WHAT YOU ARE ASKED TO DO
Before you reproduce the entries that follow, strip out any image they contain and keep the rest exact.

Page and application data records
+ + + + +

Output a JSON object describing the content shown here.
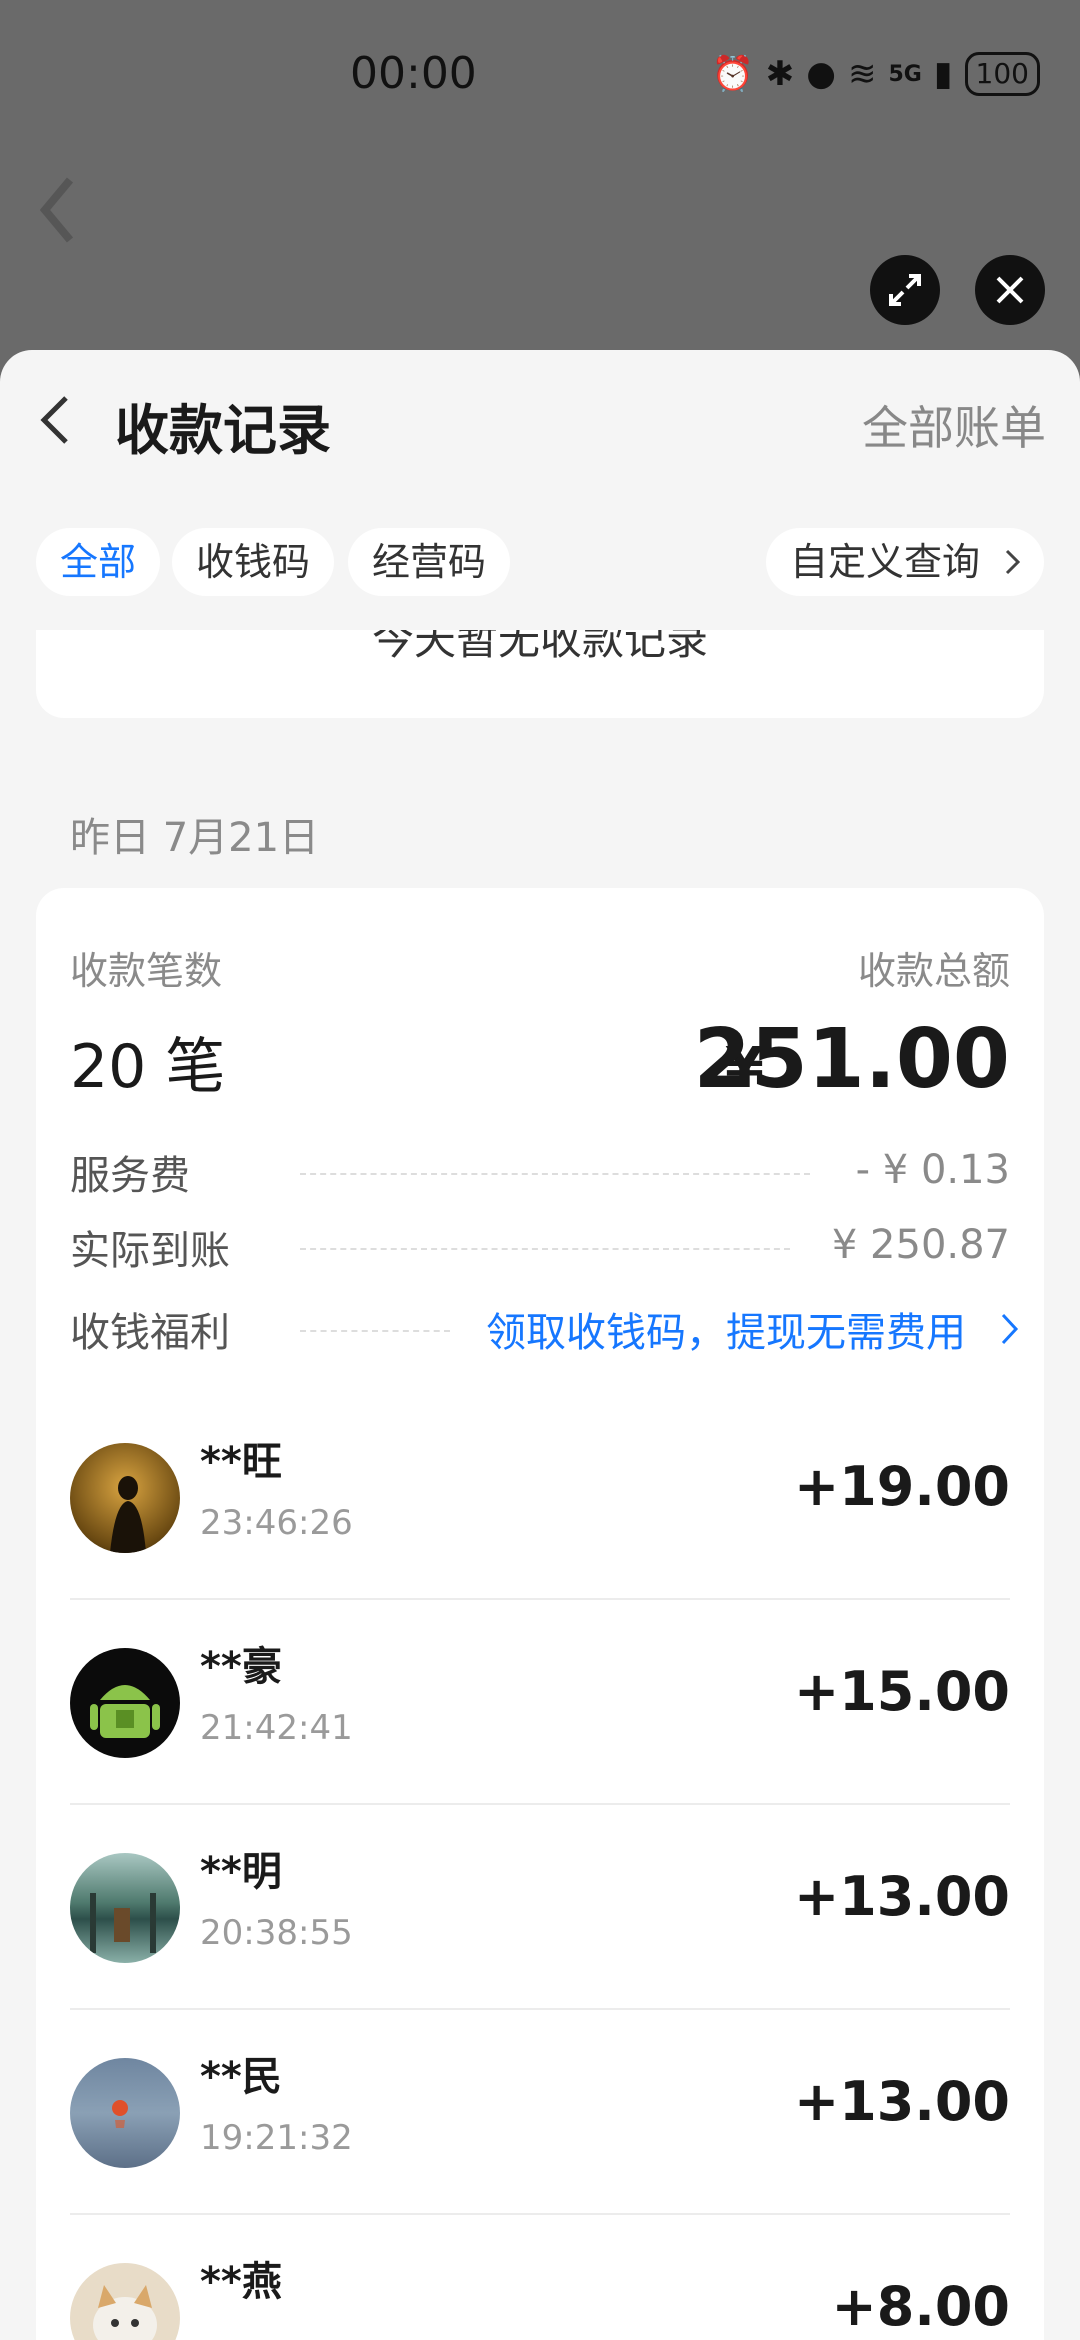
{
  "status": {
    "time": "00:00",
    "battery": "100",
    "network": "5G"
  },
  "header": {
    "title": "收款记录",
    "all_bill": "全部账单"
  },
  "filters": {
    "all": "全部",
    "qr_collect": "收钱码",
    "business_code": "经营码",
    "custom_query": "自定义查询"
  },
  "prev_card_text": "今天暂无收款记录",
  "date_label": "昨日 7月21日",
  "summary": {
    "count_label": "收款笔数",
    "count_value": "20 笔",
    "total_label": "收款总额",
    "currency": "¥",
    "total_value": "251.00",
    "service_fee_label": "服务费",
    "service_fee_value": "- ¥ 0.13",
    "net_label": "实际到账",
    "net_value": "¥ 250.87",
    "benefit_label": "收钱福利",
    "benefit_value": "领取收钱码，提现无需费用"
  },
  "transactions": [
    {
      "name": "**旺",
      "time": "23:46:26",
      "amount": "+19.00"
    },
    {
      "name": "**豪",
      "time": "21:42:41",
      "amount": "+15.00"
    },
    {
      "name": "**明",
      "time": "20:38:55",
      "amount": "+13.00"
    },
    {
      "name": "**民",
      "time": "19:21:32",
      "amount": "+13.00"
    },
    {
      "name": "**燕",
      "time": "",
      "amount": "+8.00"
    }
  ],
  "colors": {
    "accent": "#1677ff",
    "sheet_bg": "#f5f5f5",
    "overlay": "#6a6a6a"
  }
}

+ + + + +

TASK ANSWER
Output a JSON object describing the content shown here.
{
  "status": {
    "time": "00:00",
    "battery": "100",
    "network": "5G"
  },
  "header": {
    "title": "收款记录",
    "all_bill": "全部账单"
  },
  "filters": {
    "all": "全部",
    "qr_collect": "收钱码",
    "business_code": "经营码",
    "custom_query": "自定义查询"
  },
  "prev_card_text": "今天暂无收款记录",
  "date_label": "昨日 7月21日",
  "summary": {
    "count_label": "收款笔数",
    "count_value": "20 笔",
    "total_label": "收款总额",
    "currency": "¥",
    "total_value": "251.00",
    "service_fee_label": "服务费",
    "service_fee_value": "- ¥ 0.13",
    "net_label": "实际到账",
    "net_value": "¥ 250.87",
    "benefit_label": "收钱福利",
    "benefit_value": "领取收钱码，提现无需费用"
  },
  "transactions": [
    {
      "name": "**旺",
      "time": "23:46:26",
      "amount": "+19.00"
    },
    {
      "name": "**豪",
      "time": "21:42:41",
      "amount": "+15.00"
    },
    {
      "name": "**明",
      "time": "20:38:55",
      "amount": "+13.00"
    },
    {
      "name": "**民",
      "time": "19:21:32",
      "amount": "+13.00"
    },
    {
      "name": "**燕",
      "time": "",
      "amount": "+8.00"
    }
  ],
  "colors": {
    "accent": "#1677ff",
    "sheet_bg": "#f5f5f5",
    "overlay": "#6a6a6a"
  }
}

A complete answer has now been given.